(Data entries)
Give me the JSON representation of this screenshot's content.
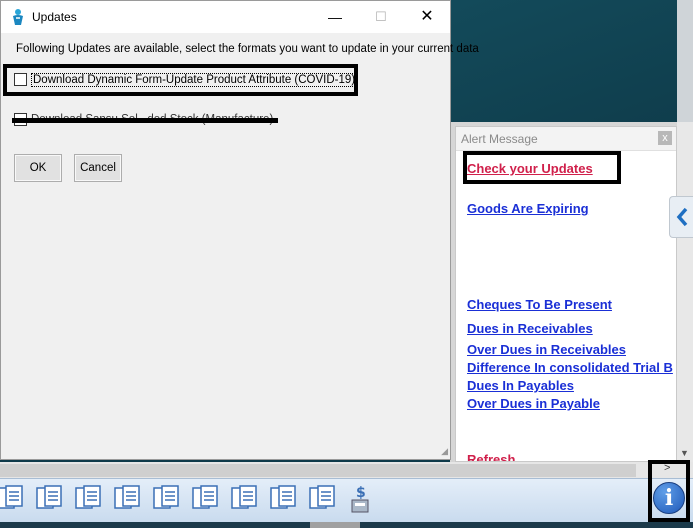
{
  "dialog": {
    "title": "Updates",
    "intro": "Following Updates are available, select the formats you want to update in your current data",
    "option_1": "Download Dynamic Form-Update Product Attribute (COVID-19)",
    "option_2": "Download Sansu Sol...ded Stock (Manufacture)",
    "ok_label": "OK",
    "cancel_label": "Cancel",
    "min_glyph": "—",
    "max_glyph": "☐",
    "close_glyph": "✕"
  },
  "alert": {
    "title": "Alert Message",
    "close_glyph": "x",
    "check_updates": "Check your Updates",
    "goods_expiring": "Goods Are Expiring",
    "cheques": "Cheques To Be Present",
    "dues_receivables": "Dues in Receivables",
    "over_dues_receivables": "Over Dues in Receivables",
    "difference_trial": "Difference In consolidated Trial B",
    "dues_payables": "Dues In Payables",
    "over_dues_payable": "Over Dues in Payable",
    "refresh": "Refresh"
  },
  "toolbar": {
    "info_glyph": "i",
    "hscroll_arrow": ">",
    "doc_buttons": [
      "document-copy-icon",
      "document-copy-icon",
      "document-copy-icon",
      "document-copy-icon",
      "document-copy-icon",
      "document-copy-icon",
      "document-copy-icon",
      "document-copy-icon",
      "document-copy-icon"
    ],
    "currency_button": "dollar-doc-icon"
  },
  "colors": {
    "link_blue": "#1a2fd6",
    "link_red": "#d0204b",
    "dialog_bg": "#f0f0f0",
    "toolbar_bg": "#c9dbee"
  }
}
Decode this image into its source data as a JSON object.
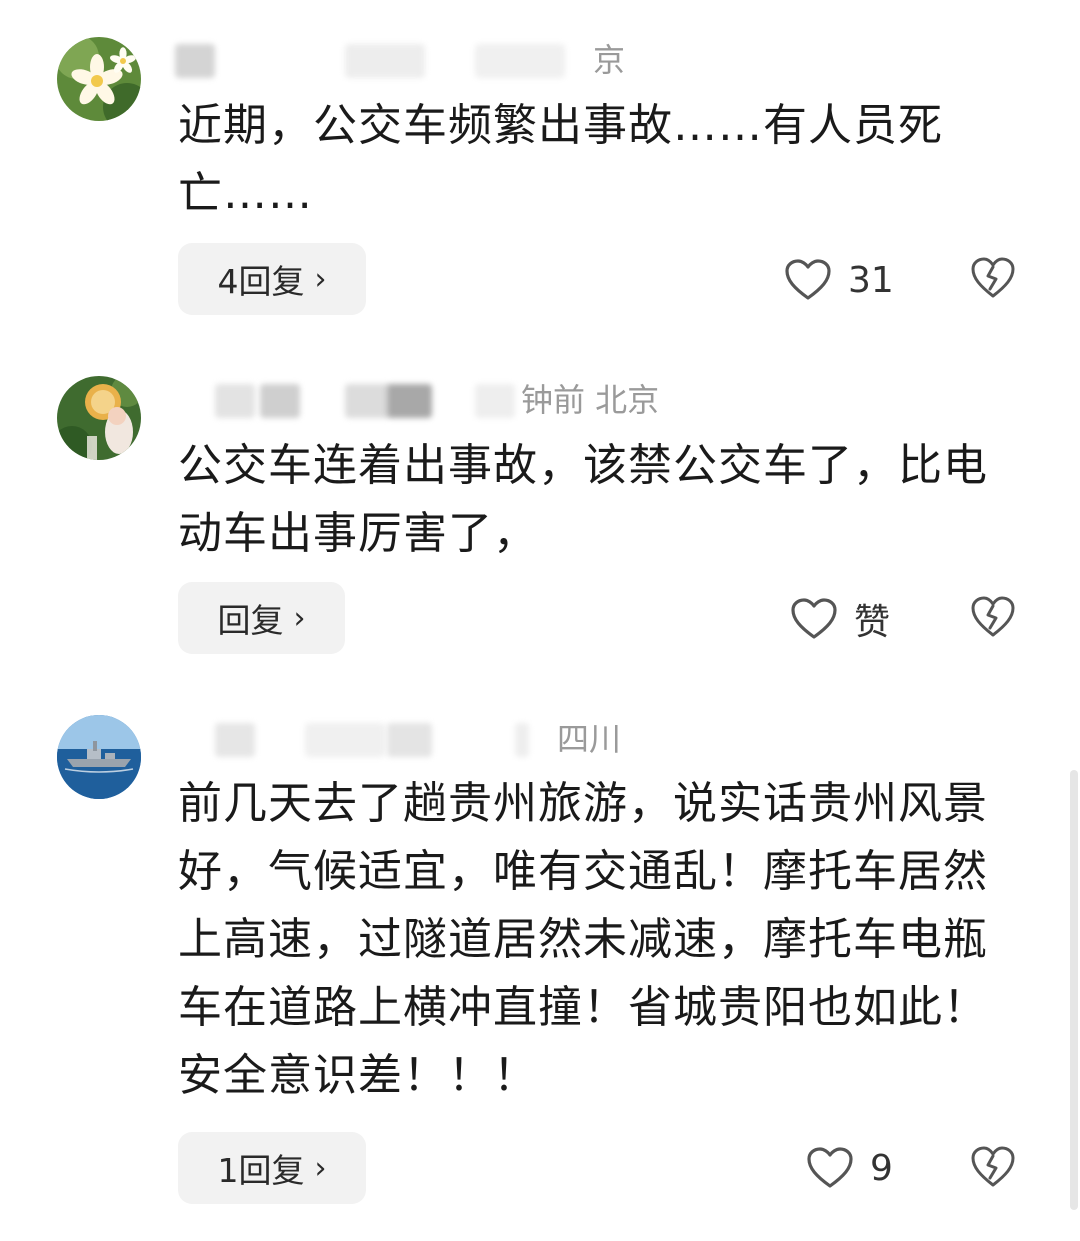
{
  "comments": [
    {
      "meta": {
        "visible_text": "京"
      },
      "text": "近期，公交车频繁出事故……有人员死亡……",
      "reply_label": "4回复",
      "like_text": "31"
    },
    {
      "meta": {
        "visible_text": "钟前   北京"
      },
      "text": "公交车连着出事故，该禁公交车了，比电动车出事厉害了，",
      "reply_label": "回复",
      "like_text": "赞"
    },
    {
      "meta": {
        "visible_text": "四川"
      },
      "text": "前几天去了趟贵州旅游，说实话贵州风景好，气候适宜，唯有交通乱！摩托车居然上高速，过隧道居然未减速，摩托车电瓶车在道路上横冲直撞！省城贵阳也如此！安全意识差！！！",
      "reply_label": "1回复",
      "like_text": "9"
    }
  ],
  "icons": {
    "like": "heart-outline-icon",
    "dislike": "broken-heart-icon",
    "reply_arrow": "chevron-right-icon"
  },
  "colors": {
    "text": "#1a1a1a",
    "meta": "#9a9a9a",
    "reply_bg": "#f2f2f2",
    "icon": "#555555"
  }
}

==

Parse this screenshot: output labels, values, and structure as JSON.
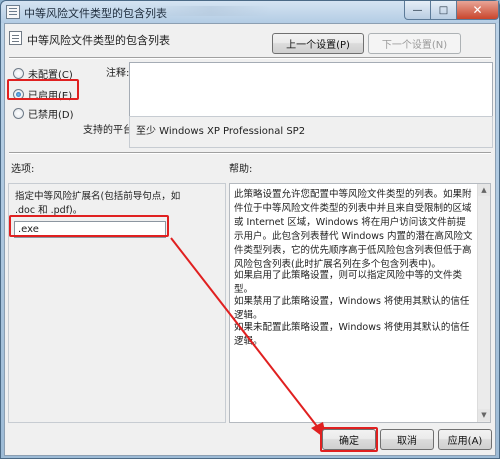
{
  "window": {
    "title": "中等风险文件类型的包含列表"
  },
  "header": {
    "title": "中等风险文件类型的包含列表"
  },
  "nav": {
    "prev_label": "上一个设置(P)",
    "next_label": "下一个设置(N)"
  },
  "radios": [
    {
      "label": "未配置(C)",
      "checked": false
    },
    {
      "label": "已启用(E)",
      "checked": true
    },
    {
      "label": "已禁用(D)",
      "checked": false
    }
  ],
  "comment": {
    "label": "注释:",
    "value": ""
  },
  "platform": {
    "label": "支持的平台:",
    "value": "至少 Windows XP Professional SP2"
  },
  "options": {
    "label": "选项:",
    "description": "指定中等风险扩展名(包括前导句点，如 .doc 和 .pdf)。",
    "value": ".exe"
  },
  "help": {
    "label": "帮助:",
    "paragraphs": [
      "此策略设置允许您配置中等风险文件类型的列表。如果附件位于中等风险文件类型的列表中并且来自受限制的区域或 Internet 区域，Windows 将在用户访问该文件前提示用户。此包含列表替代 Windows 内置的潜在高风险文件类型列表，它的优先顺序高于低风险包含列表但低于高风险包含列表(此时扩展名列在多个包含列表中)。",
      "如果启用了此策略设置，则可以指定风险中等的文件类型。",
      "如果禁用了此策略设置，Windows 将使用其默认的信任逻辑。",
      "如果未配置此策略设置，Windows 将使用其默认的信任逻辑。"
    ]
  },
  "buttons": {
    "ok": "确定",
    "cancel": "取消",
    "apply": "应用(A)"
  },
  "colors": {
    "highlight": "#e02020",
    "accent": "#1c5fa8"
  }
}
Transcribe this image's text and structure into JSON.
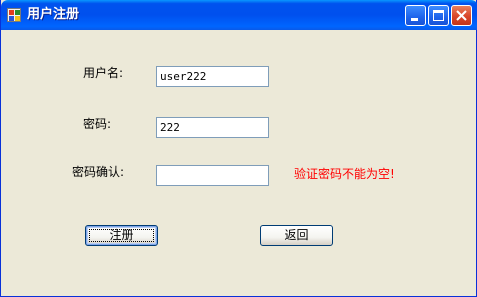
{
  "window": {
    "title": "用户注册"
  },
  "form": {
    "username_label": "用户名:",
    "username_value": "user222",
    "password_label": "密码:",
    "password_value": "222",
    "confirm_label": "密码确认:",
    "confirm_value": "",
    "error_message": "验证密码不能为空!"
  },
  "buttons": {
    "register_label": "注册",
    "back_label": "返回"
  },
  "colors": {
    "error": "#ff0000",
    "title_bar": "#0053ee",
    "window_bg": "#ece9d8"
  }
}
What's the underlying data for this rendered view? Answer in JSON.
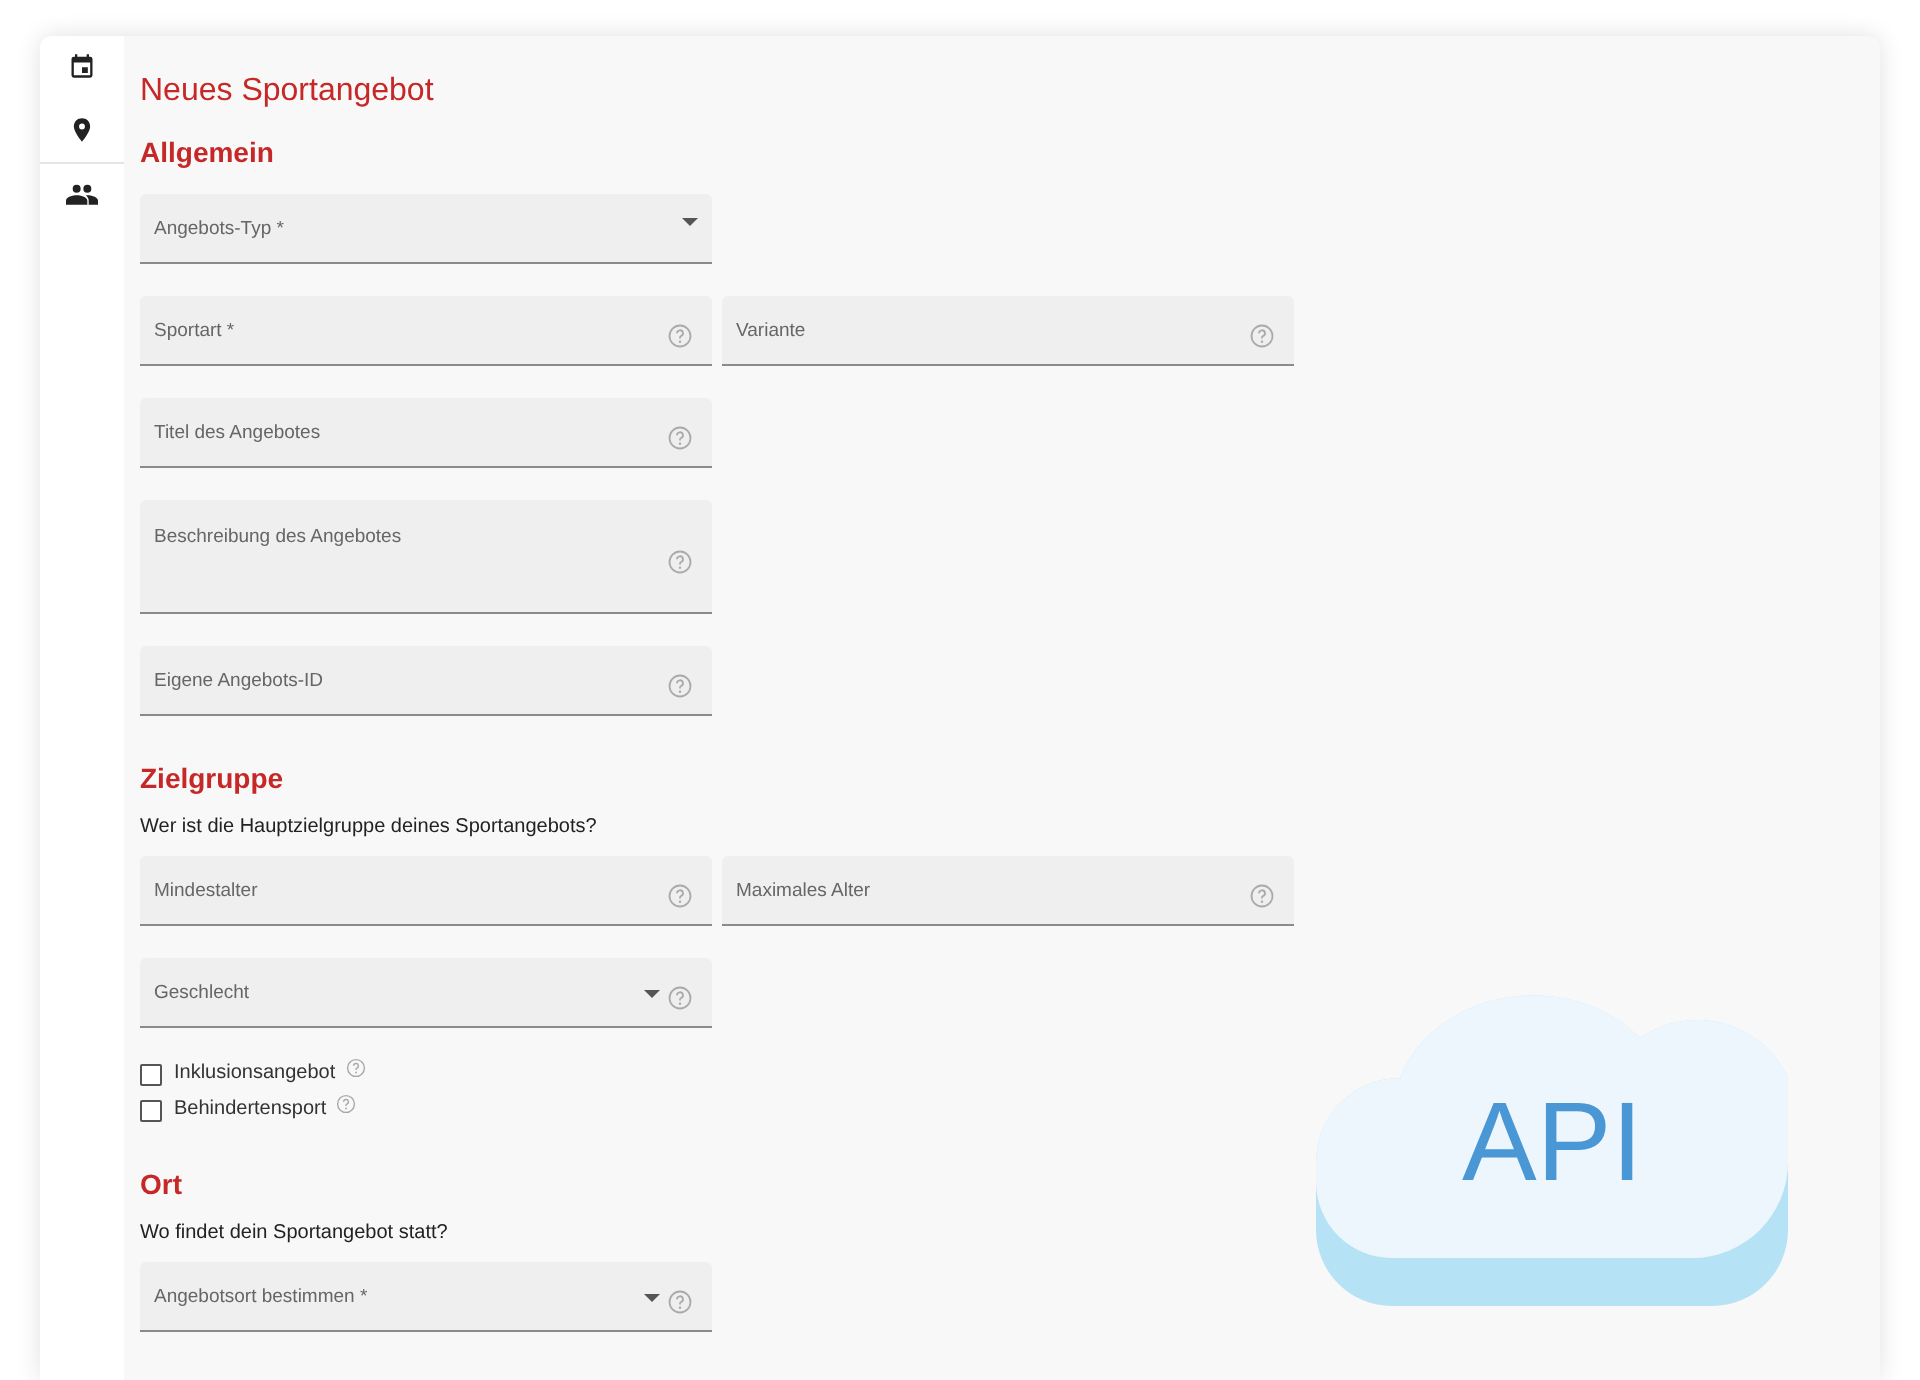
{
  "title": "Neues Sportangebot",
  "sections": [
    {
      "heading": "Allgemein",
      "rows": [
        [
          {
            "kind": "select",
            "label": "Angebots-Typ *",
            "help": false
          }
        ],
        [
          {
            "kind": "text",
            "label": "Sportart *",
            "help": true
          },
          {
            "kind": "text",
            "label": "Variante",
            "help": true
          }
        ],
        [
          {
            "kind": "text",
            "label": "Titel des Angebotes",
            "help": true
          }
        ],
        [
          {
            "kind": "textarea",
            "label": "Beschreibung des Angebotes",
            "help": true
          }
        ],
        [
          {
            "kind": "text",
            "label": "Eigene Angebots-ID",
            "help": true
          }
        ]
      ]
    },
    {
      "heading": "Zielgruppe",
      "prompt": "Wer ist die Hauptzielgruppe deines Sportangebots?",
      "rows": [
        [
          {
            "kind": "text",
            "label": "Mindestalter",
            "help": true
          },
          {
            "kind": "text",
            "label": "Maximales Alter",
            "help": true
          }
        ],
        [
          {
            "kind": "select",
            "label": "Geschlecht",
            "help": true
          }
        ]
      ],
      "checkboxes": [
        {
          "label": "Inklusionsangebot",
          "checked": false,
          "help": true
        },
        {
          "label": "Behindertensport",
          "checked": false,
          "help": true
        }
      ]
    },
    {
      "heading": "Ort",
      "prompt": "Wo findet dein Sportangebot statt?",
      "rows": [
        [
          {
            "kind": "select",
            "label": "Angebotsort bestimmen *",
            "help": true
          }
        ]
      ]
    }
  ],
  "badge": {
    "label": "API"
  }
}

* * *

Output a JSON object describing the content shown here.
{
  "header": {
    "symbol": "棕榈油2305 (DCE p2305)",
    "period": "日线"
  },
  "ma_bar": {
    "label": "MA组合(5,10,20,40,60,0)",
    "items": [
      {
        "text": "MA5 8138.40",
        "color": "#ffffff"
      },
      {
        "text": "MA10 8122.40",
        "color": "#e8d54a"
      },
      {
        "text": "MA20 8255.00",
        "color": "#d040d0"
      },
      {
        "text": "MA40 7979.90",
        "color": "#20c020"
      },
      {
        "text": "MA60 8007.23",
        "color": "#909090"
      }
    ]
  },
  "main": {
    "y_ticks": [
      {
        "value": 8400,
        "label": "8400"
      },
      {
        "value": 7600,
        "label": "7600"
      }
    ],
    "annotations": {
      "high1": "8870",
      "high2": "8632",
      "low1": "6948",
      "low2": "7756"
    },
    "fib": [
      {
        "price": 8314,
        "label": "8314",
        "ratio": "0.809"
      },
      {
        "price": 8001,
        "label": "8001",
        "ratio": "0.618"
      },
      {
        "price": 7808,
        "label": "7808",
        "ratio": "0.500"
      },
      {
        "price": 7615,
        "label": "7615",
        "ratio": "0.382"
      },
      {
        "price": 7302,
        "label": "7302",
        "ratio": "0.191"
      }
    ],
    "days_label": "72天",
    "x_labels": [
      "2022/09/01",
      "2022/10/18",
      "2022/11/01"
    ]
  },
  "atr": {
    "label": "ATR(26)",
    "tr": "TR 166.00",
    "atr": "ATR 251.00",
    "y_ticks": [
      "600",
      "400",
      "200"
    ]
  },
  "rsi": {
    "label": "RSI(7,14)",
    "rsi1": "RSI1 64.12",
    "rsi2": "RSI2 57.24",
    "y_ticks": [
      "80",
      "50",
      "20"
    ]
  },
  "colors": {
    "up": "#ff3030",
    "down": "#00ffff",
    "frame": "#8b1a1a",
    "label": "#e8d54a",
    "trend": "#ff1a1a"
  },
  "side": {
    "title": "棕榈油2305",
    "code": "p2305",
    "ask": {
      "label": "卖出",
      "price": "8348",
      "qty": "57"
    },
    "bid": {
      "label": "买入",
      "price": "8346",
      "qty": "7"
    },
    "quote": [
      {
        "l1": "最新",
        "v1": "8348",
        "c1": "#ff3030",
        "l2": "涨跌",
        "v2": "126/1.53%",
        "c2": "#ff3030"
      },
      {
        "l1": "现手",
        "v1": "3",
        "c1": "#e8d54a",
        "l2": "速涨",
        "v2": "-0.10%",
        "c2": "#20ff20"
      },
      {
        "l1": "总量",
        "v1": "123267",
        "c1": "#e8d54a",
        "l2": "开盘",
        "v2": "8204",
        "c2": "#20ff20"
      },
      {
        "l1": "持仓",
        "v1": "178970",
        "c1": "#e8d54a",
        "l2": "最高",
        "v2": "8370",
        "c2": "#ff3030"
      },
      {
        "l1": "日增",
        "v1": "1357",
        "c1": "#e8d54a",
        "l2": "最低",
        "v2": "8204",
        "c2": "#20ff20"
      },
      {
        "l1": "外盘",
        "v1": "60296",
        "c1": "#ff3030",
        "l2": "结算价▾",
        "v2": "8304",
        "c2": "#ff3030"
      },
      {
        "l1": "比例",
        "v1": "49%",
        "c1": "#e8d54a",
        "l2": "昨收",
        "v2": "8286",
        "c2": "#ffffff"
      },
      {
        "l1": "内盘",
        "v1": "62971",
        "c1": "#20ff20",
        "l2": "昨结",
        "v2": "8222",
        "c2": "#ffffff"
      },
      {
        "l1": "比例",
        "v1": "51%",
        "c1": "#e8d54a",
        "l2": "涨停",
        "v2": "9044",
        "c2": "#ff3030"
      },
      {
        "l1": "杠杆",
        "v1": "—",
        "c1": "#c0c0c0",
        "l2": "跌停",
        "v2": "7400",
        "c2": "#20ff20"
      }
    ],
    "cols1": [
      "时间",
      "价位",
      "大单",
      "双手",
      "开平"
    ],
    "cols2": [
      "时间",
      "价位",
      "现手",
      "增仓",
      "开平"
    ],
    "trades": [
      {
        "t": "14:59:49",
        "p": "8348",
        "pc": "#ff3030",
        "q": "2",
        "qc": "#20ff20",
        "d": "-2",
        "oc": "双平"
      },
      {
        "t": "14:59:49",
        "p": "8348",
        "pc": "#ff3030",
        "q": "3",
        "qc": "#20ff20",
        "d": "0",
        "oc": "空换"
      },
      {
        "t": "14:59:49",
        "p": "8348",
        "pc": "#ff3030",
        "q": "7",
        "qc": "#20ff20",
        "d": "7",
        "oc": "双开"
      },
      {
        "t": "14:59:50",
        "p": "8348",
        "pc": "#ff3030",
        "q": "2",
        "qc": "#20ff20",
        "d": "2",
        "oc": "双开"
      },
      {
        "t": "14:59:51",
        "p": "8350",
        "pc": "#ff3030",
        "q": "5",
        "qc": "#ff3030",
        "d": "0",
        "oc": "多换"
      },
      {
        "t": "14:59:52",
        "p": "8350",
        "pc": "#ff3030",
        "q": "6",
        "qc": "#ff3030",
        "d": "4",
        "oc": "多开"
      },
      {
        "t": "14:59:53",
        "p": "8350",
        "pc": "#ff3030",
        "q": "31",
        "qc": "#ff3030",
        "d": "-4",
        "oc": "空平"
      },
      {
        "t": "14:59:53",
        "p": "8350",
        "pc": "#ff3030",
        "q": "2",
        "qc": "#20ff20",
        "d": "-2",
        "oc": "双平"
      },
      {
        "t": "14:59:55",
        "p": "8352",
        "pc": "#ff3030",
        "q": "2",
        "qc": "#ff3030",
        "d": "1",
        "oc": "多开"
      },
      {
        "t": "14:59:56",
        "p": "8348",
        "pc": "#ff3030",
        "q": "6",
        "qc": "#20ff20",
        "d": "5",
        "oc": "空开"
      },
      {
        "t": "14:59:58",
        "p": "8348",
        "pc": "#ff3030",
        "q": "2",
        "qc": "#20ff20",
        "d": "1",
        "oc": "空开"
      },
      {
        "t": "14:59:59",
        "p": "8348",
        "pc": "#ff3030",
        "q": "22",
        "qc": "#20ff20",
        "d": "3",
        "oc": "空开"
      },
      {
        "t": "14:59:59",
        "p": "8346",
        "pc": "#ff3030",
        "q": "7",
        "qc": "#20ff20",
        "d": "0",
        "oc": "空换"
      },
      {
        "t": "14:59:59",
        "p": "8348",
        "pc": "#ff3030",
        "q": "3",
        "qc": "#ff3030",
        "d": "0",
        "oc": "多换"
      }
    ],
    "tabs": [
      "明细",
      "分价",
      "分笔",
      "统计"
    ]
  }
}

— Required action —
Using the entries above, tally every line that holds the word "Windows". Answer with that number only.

— Response to the exercise —
4